I suspect the politics of this reflects also the practicalities of the whole situation. Not just Begum, who has come to our attention because a journo bumped into her and published, there are lots of women and children in the camp, many might be British nationals, I reckon the Home Sec wants ( needs) to draw the line.

BUT if this turns out to be the case then it will be multiple musical chairs and hey guess what all these women and children will end up being Syria’s problem which I definitely think is not right at all.

i dont know what the answer is, no one wants them.

also, re Begum, i had understood she is not (yet) a Bangladeshi national, she is simply eligible. And presumably they have some say over an individual’s application for citizenship regardless of eligibility. Eligible to applY, not a dead cert acceptance.
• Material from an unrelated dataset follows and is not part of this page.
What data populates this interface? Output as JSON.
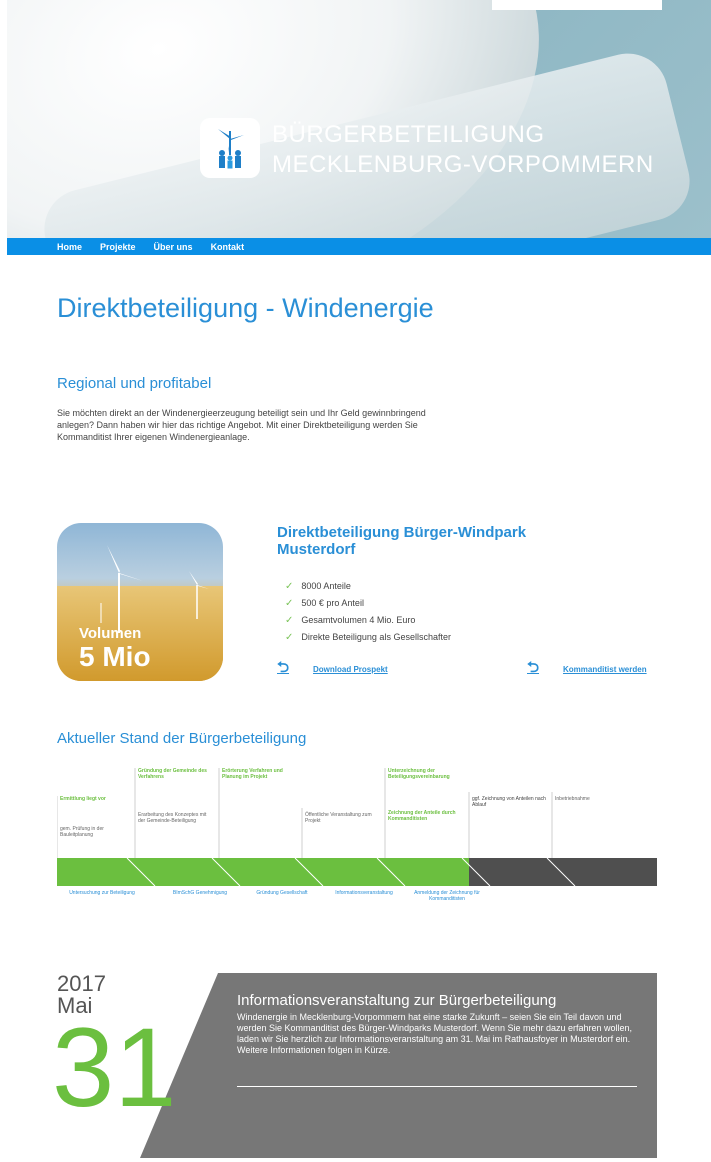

i dont know what the answer is

Me neither.  And working it out is no more a priority than wondering whether I should now eat the yoghurt in my fridge which goes out of date tomorrow.

Just a natural Greek one.  I've got some nuts and stuff I can sprinkle on it though.

I’d be amazed if Bangladesh didn’t have a discretion to deny citizenship by descent based on some kind of fit & proper person criteria - most countries do

i feel very uncomfortable denying citizenship to someone based on a decision they made as a child. Doesn’t seem right to me. 

@Marlborough 20:16

"Has she actually committed any crimes? Or do you believe saying some nasty things about western civilisation and spending some time in the Middle East is now a criminal offence."

Obviously we won't know for sure unless and until she is charged and tried and the Jury reaches a verdict.  BUT a good place to look for potential crimes would be Chapter 1 of the Counter-Terrorism and Border Security Act 2019, amending the Terrorism Act 2000:

www.legislation.gov.uk/ukpga/2019/3/contents/enacted  

S. (1) Deals with expressions of support for a proscribed organisation and I think ISIS is proscribed.  

S. (4) Deals with entering a designated area and I think a large part of Syria is so designated.  

S. (5) Deals with encouraging terrorism.  

On the evidence of her various recent utterances, some of them aired on national TV, she is not going to find it easy to get acquitted on those charges.  

 

Continuing on the crimes, there's a transcript of an interview with her in the Mirror:-

https://www.mirror.co.uk/news/uk-news/shamima-begum-full-transcript-int…

I particularly like this bit:

"Did you know what Islamic State were doing when you left for Syria? Because they had beheaded people. There were executions.

Yeah, I knew about those things and I was okay with it. Because, you know, I started becoming religious just before I left.

From what I heard, Islamically that is all allowed. So I was okay with it."   

There is also a long passage where she dwells not on the fact that she did not DO bad things but on the fact that the UK cannot PROVE she did them.  In my view this is a dead giveaway.  

Whatever the legal rights and wrongs we are just pouring oil onto the flames of IS persuading impressionable converts that muslims are clearly persecuted and discriminated against.

Fear not, The Sun has already tried and convicted her on the basis of her body language. Phew.

The UK made her, the UK should have to deal with her.

Bangladesh should revoke her citizenship (or pass legislation making her ineligible for citizenship). If she's stateless, guess which country's decision to revoke her citizenship will be challenged?